$dyn_pol 500000 10000 6 !Scans 500 cm$^{-1}$to 550 cm$^{-1}$! in steps of 10 cm$^{-1}end


Currently, this feature is available for the canonical implementation only.

Note:  EOM-CCSD polarizabilities are available for the EE and SF wave functions only.

## 7.9.18.5 Calculations of Angular Momentum Matrix Elements Using EOM-CC Wave Functions

Angular momentum matrix elements can be useful for analyzing wave functions, assigning state characters, or identifying term symmetry labels in linear molecules. As other one-electron properties, these matrix elements are evaluated using one-particle state and transition density matrices. Angular momentum is a gauge-dependent property, meaning that its value depends on the origin of the gauge. The gauge position can be controlled with $gauge_origin input section.
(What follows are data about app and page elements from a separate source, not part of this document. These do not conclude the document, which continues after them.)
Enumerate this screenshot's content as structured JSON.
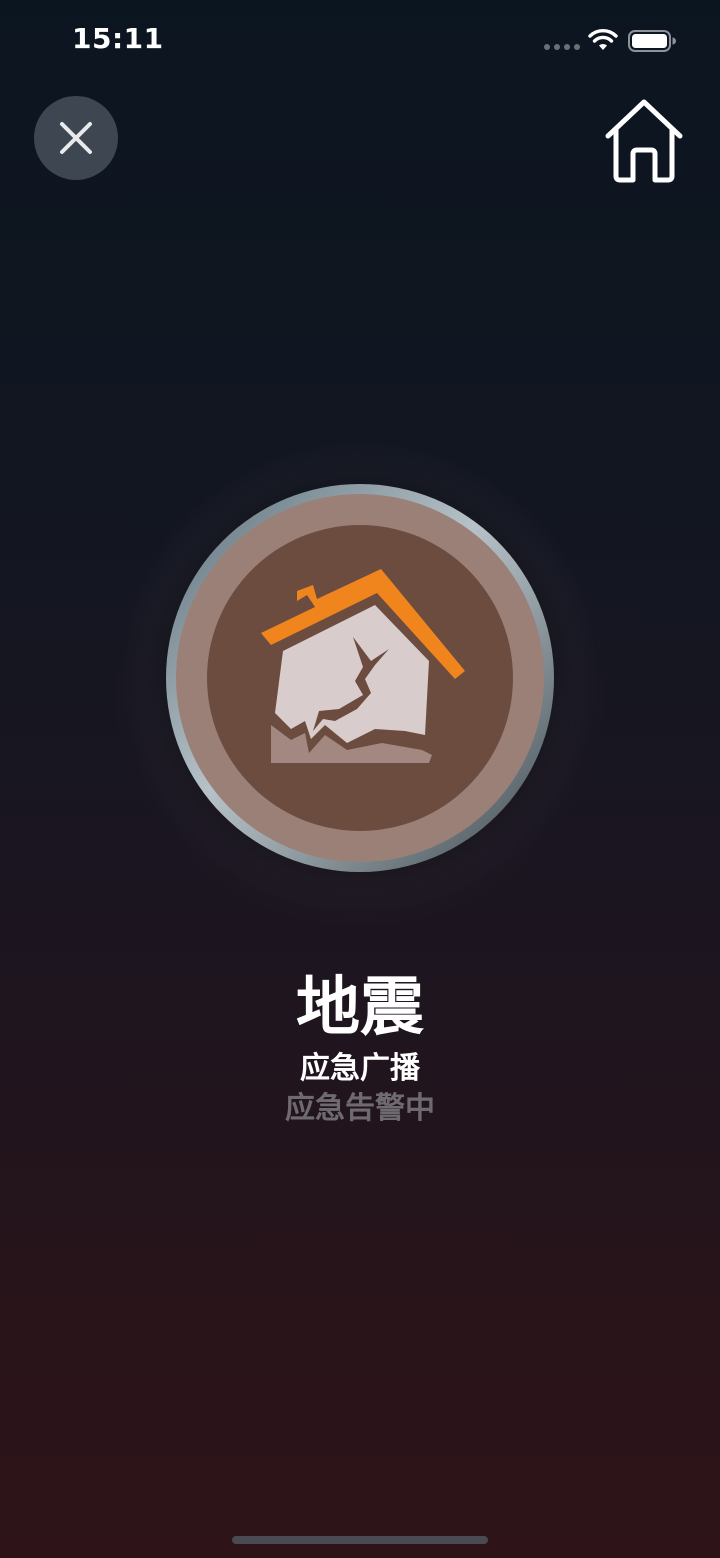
{
  "status_bar": {
    "time": "15:11"
  },
  "alert": {
    "title": "地震",
    "subtitle": "应急广播",
    "status": "应急告警中"
  },
  "colors": {
    "roof_orange": "#f0851e",
    "badge_brown": "#6d4c40",
    "badge_ring": "#9b8078",
    "status_gray": "#6e6a70"
  },
  "icons": {
    "close": "close-icon",
    "home": "home-icon",
    "earthquake": "earthquake-house-icon"
  }
}
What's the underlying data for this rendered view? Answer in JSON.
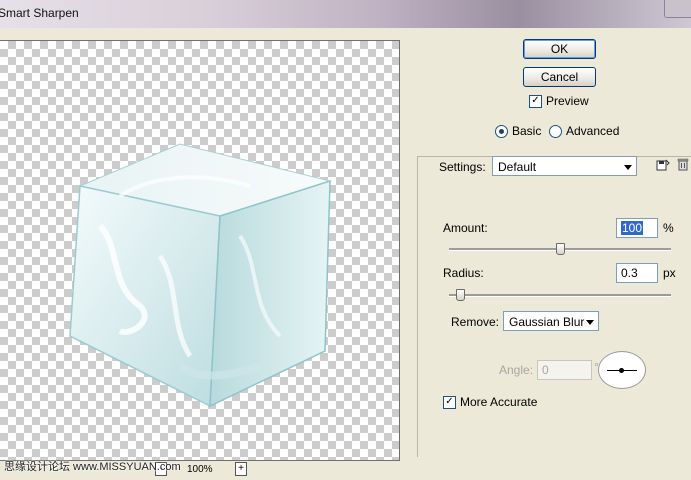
{
  "window": {
    "title": "Smart Sharpen"
  },
  "buttons": {
    "ok": "OK",
    "cancel": "Cancel"
  },
  "preview": {
    "label": "Preview",
    "checked": true
  },
  "mode": {
    "basic": "Basic",
    "advanced": "Advanced",
    "selected": "basic"
  },
  "settings": {
    "label": "Settings:",
    "value": "Default",
    "save_icon": "save-settings-icon",
    "delete_icon": "trash-icon"
  },
  "amount": {
    "label": "Amount:",
    "value": "100",
    "unit": "%",
    "slider_fraction": 0.5
  },
  "radius": {
    "label": "Radius:",
    "value": "0.3",
    "unit": "px",
    "slider_fraction": 0.03
  },
  "remove": {
    "label": "Remove:",
    "value": "Gaussian Blur"
  },
  "angle": {
    "label": "Angle:",
    "value": "0",
    "unit": "°"
  },
  "more_accurate": {
    "label": "More Accurate",
    "checked": true
  },
  "zoom": {
    "minus": "-",
    "level": "100%",
    "plus": "+"
  },
  "watermark": {
    "text": "思缘设计论坛 www.MISSYUAN.com"
  },
  "colors": {
    "accent": "#003c74",
    "face": "#ece9d8"
  }
}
The default position of the gauge corresponds to the $(0,0,0)$ of the coordinate system. $gauge_origin            Position of the gauge origin for
1.00  0.200  0.500       angular momentum calculations in angstroms.
\$end